>>>
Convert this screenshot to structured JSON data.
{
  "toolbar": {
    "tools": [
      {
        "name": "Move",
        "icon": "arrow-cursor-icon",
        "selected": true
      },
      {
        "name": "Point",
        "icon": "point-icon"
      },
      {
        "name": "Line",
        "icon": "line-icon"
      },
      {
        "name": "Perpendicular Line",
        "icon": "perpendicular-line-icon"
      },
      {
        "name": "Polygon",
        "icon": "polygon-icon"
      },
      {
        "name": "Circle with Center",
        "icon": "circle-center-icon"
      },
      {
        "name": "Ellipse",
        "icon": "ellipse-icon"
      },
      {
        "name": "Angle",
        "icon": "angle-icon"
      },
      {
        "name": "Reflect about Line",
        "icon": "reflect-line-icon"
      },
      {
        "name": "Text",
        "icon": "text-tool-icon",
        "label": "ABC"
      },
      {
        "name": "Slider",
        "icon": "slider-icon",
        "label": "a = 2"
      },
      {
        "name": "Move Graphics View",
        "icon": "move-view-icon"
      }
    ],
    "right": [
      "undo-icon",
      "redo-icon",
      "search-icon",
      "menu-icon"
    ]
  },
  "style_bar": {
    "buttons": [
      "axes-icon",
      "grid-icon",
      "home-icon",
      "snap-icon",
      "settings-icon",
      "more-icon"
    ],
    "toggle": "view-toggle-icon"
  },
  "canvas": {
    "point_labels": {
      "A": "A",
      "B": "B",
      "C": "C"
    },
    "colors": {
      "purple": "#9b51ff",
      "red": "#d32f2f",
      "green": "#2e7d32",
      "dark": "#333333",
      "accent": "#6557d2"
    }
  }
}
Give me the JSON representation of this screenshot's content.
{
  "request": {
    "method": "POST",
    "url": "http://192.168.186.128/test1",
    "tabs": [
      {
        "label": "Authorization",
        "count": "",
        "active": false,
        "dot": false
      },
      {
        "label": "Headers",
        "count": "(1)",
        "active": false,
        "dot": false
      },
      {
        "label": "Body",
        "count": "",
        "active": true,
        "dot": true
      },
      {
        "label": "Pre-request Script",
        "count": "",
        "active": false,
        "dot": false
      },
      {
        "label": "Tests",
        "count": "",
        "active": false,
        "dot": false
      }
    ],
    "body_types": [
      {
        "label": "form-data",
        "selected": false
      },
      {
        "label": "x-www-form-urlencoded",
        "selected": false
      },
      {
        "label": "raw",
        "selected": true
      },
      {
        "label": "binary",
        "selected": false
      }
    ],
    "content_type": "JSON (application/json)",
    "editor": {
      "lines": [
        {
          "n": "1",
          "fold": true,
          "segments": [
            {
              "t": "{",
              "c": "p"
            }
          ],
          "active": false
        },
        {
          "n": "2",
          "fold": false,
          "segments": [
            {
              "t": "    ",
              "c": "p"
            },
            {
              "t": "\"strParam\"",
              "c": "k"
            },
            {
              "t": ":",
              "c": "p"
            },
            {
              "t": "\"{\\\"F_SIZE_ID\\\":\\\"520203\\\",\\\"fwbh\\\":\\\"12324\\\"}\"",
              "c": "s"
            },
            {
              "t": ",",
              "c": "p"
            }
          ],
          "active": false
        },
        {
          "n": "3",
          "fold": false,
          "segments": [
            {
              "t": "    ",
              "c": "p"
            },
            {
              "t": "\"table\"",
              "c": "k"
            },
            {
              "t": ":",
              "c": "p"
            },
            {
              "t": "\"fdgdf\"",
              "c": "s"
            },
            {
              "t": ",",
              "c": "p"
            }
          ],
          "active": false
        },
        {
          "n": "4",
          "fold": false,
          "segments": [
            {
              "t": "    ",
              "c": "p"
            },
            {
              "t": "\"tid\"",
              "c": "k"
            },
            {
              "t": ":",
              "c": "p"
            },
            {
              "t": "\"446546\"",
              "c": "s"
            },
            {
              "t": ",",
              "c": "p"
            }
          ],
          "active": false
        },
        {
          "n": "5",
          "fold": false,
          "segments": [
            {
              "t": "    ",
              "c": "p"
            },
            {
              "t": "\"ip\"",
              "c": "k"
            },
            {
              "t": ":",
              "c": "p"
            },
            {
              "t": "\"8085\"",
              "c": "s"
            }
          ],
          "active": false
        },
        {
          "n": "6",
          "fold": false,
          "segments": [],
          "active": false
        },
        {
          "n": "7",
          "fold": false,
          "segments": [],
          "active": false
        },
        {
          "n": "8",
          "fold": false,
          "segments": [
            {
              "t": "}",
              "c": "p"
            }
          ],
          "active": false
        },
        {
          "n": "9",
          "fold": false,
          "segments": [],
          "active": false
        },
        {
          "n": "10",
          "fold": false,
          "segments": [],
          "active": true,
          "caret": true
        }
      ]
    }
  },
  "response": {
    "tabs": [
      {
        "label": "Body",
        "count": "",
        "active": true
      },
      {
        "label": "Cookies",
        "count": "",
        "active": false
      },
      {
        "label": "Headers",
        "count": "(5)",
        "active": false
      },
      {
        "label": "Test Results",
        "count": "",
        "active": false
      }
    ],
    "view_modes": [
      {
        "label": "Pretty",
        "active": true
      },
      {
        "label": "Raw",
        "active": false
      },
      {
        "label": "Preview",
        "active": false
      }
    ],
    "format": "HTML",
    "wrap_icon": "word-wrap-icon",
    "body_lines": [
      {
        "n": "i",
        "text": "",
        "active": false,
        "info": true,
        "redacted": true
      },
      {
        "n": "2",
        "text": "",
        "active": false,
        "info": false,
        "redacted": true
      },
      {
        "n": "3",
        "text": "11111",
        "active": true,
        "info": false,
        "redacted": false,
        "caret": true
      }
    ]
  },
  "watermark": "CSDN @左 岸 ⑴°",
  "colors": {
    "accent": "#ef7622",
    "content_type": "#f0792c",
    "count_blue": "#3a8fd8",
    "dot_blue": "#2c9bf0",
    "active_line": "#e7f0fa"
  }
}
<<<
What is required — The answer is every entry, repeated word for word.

Solution to this problem —
Convert this screenshot to structured JSON data.
{
  "toolbar": {
    "tools": [
      {
        "name": "Move",
        "icon": "arrow-cursor-icon",
        "selected": true
      },
      {
        "name": "Point",
        "icon": "point-icon"
      },
      {
        "name": "Line",
        "icon": "line-icon"
      },
      {
        "name": "Perpendicular Line",
        "icon": "perpendicular-line-icon"
      },
      {
        "name": "Polygon",
        "icon": "polygon-icon"
      },
      {
        "name": "Circle with Center",
        "icon": "circle-center-icon"
      },
      {
        "name": "Ellipse",
        "icon": "ellipse-icon"
      },
      {
        "name": "Angle",
        "icon": "angle-icon"
      },
      {
        "name": "Reflect about Line",
        "icon": "reflect-line-icon"
      },
      {
        "name": "Text",
        "icon": "text-tool-icon",
        "label": "ABC"
      },
      {
        "name": "Slider",
        "icon": "slider-icon",
        "label": "a = 2"
      },
      {
        "name": "Move Graphics View",
        "icon": "move-view-icon"
      }
    ],
    "right": [
      "undo-icon",
      "redo-icon",
      "search-icon",
      "menu-icon"
    ]
  },
  "style_bar": {
    "buttons": [
      "axes-icon",
      "grid-icon",
      "home-icon",
      "snap-icon",
      "settings-icon",
      "more-icon"
    ],
    "toggle": "view-toggle-icon"
  },
  "canvas": {
    "point_labels": {
      "A": "A",
      "B": "B",
      "C": "C"
    },
    "colors": {
      "purple": "#9b51ff",
      "red": "#d32f2f",
      "green": "#2e7d32",
      "dark": "#333333",
      "accent": "#6557d2"
    }
  }
}
Give me the JSON representation of this screenshot's content.
{
  "request": {
    "method": "POST",
    "url": "http://192.168.186.128/test1",
    "tabs": [
      {
        "label": "Authorization",
        "count": "",
        "active": false,
        "dot": false
      },
      {
        "label": "Headers",
        "count": "(1)",
        "active": false,
        "dot": false
      },
      {
        "label": "Body",
        "count": "",
        "active": true,
        "dot": true
      },
      {
        "label": "Pre-request Script",
        "count": "",
        "active": false,
        "dot": false
      },
      {
        "label": "Tests",
        "count": "",
        "active": false,
        "dot": false
      }
    ],
    "body_types": [
      {
        "label": "form-data",
        "selected": false
      },
      {
        "label": "x-www-form-urlencoded",
        "selected": false
      },
      {
        "label": "raw",
        "selected": true
      },
      {
        "label": "binary",
        "selected": false
      }
    ],
    "content_type": "JSON (application/json)",
    "editor": {
      "lines": [
        {
          "n": "1",
          "fold": true,
          "segments": [
            {
              "t": "{",
              "c": "p"
            }
          ],
          "active": false
        },
        {
          "n": "2",
          "fold": false,
          "segments": [
            {
              "t": "    ",
              "c": "p"
            },
            {
              "t": "\"strParam\"",
              "c": "k"
            },
            {
              "t": ":",
              "c": "p"
            },
            {
              "t": "\"{\\\"F_SIZE_ID\\\":\\\"520203\\\",\\\"fwbh\\\":\\\"12324\\\"}\"",
              "c": "s"
            },
            {
              "t": ",",
              "c": "p"
            }
          ],
          "active": false
        },
        {
          "n": "3",
          "fold": false,
          "segments": [
            {
              "t": "    ",
              "c": "p"
            },
            {
              "t": "\"table\"",
              "c": "k"
            },
            {
              "t": ":",
              "c": "p"
            },
            {
              "t": "\"fdgdf\"",
              "c": "s"
            },
            {
              "t": ",",
              "c": "p"
            }
          ],
          "active": false
        },
        {
          "n": "4",
          "fold": false,
          "segments": [
            {
              "t": "    ",
              "c": "p"
            },
            {
              "t": "\"tid\"",
              "c": "k"
            },
            {
              "t": ":",
              "c": "p"
            },
            {
              "t": "\"446546\"",
              "c": "s"
            },
            {
              "t": ",",
              "c": "p"
            }
          ],
          "active": false
        },
        {
          "n": "5",
          "fold": false,
          "segments": [
            {
              "t": "    ",
              "c": "p"
            },
            {
              "t": "\"ip\"",
              "c": "k"
            },
            {
              "t": ":",
              "c": "p"
            },
            {
              "t": "\"8085\"",
              "c": "s"
            }
          ],
          "active": false
        },
        {
          "n": "6",
          "fold": false,
          "segments": [],
          "active": false
        },
        {
          "n": "7",
          "fold": false,
          "segments": [],
          "active": false
        },
        {
          "n": "8",
          "fold": false,
          "segments": [
            {
              "t": "}",
              "c": "p"
            }
          ],
          "active": false
        },
        {
          "n": "9",
          "fold": false,
          "segments": [],
          "active": false
        },
        {
          "n": "10",
          "fold": false,
          "segments": [],
          "active": true,
          "caret": true
        }
      ]
    }
  },
  "response": {
    "tabs": [
      {
        "label": "Body",
        "count": "",
        "active": true
      },
      {
        "label": "Cookies",
        "count": "",
        "active": false
      },
      {
        "label": "Headers",
        "count": "(5)",
        "active": false
      },
      {
        "label": "Test Results",
        "count": "",
        "active": false
      }
    ],
    "view_modes": [
      {
        "label": "Pretty",
        "active": true
      },
      {
        "label": "Raw",
        "active": false
      },
      {
        "label": "Preview",
        "active": false
      }
    ],
    "format": "HTML",
    "wrap_icon": "word-wrap-icon",
    "body_lines": [
      {
        "n": "i",
        "text": "",
        "active": false,
        "info": true,
        "redacted": true
      },
      {
        "n": "2",
        "text": "",
        "active": false,
        "info": false,
        "redacted": true
      },
      {
        "n": "3",
        "text": "11111",
        "active": true,
        "info": false,
        "redacted": false,
        "caret": true
      }
    ]
  },
  "watermark": "CSDN @左 岸 ⑴°",
  "colors": {
    "accent": "#ef7622",
    "content_type": "#f0792c",
    "count_blue": "#3a8fd8",
    "dot_blue": "#2c9bf0",
    "active_line": "#e7f0fa"
  }
}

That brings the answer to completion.